Second, more research is needed on the volunteering of Muslim youth. Studies on increased activity online tends to overshadow volunteering and involvement in the traditional organisations where Muslim youth are still very active in large metropolitan cities in Australia. Studies that examine both online and traditional activism and volunteering space are needed to understand the dynamics involved and the nature of change and shift that may be taking place.
Third, much of the research focus on Australian Muslim immigrant youth, whose experiences may differ drastically to those Muslim youth who were born and raised in Australia. The majority of Australian Muslim youth were either born in Australia or went to school in Australia. In this respect, research is also lacking on how Islamic schools and new large mosque complexes shape the civic engagement and social isolation of Australian Muslim youth even though they are born in Australia.
Fourth, the ways that some Muslim youth use their unique sense of identity as Australian Muslims to become successful citizens engaged in positive action is not known. A focus on this would provide fresh insight that moves away from current discourse on Muslim youth as disengaged citizens with disengaged identities and helps to see evolution of Australian Muslim identity in the making.
Fifth, a focus on Australian Muslim youth civic engagement is much needed, particularly a focus on how Muslim youth use avenues other than their faith to express themselves and their commitment to society. While religion plays an important role in the lives of many young Muslims, not all feel a connection between their faith and their choices when it comes to engaging in civic activities. For positive civic engagement of Muslim youth, formations of bonding networks need to be explored and understood. It is not known the degree to which bonding networks influence the identity formation and positive transformation of Muslim youth.
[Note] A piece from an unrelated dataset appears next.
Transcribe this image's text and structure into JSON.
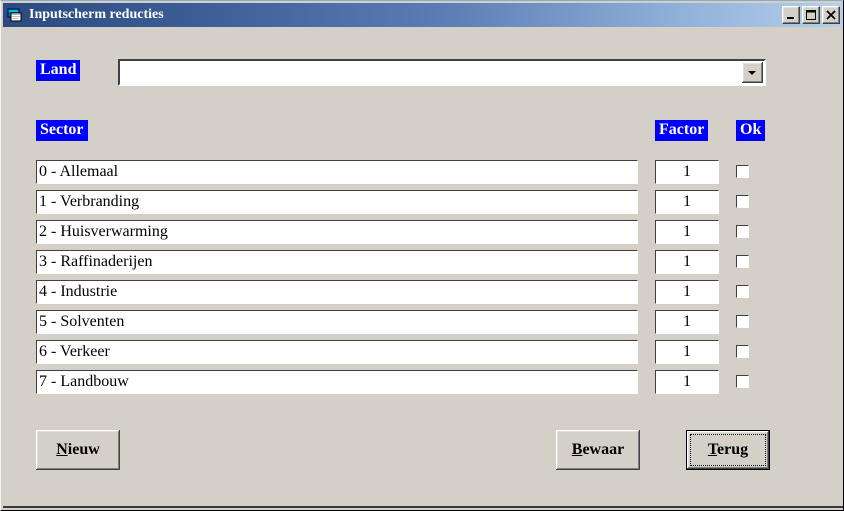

Sixth, adult–youth partnership is highlighted, but there is no research done to examine how this works and is managed in practice in organisations that successfully integrate youth involvement along with experienced older leaders.
Seventh, there is a need to include Australian Muslim youth individual accounts of their active citizenship and more significantly, it is the process by which Australian Muslim youth become active citizens that needs more scholarly attention, as this process provides insight into Muslim youth decision-making processes, their choices, the factors that may or may not have influenced their behaviours, and how faith plays a role in their active citizenship and identity development.
Eight, much of the research and literature focus on issues Muslim youth are facing and the threat they are seemingly pose with radicalisation. There is a need to understand the opposite process of successful integration of Muslim youth in society, positive Muslim youth transformations, and their contributions to Australian society. Understanding these may shed better light in social policies and educational methods.
Despite the limitations in current literature exploring Muslim youth in the West, there are still ample ways that the literature can be expanded to examine the factors and influences that shape Muslim youth identities beyond the political trajectories of terrorism, Islamophobia, and counter-terrorism, and how they have used these alternative avenues to undergo a positive transformation in their lives, integrate in society successfully as Australians, and contribute to Australian society.